In a move that continues restrictions on a morning-after birth control pill, Health and Human Services Secretary Kathleen Sebelius Dec. 7 vetoed a Food and Drug Administration decision to allow unrestricted over-the- counter sales of Plan B One-Step, an emergency contraceptive.

The HHS secretary’s action, endorsed Dec. 8 by President Obama, overturned FDA approval of a request by Plan B maker Teva Pharmaceutical Industries to make the compound, now available without a prescription to those above 17 years old, available to all age groups.

According to the New York Times, Sebelius’ said, “I have concluded that the data submitted by Teva do not conclusively establish that Plan B One-Step should be made available over the counter for all girls of reproductive age.”

According to a report from Reuters, a FDA spokesperson said the agency being overruled by the HHS Secretary was unprecedented.
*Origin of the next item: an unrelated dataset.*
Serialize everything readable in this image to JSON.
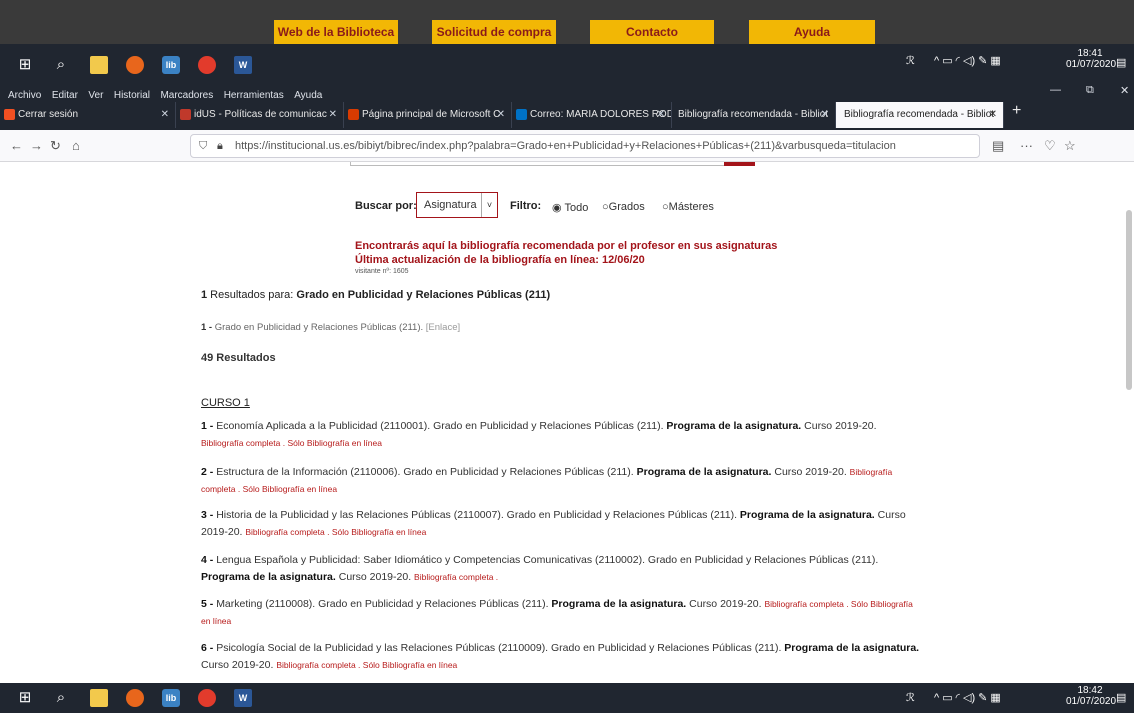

The FDA was finally coming on board with what women’s health advocates have been requesting for the medication over the last eight years – to increase the ease of access to the pill for women who need it.

Because a prescription is required for people under 17, the drug is kept behind the counter, meaning everyone who asks for it has to show ID.

Sebelius said she thinks this continues to be necessary, according to FoxNews, because the product packaging and instructions could be confusing to girls as young as 11 years old, who could be in need of the product.

The move surprised Dr. Robert Block of the American Academy of Pediatrics who described the Sebelius’ decision to FoxNews as “medically inexplicable.” Dr. Cora Breuner, an AAP member, referencing the costs said, “I don’t think 11-year-olds go into Rite Aid to buy anything.”

Obama gave his “wholehearted support” to the decision, according to the New York Times. “The reason Kathleen made this decision,” the president told reporters at the White House, “is that she could not be confident that a 10-year-old or an 11-year-old going to a drug store should be able — to buy a medication that potentially, if not used properly could have an adverse effect. And I think most parents would probably feel the same way.”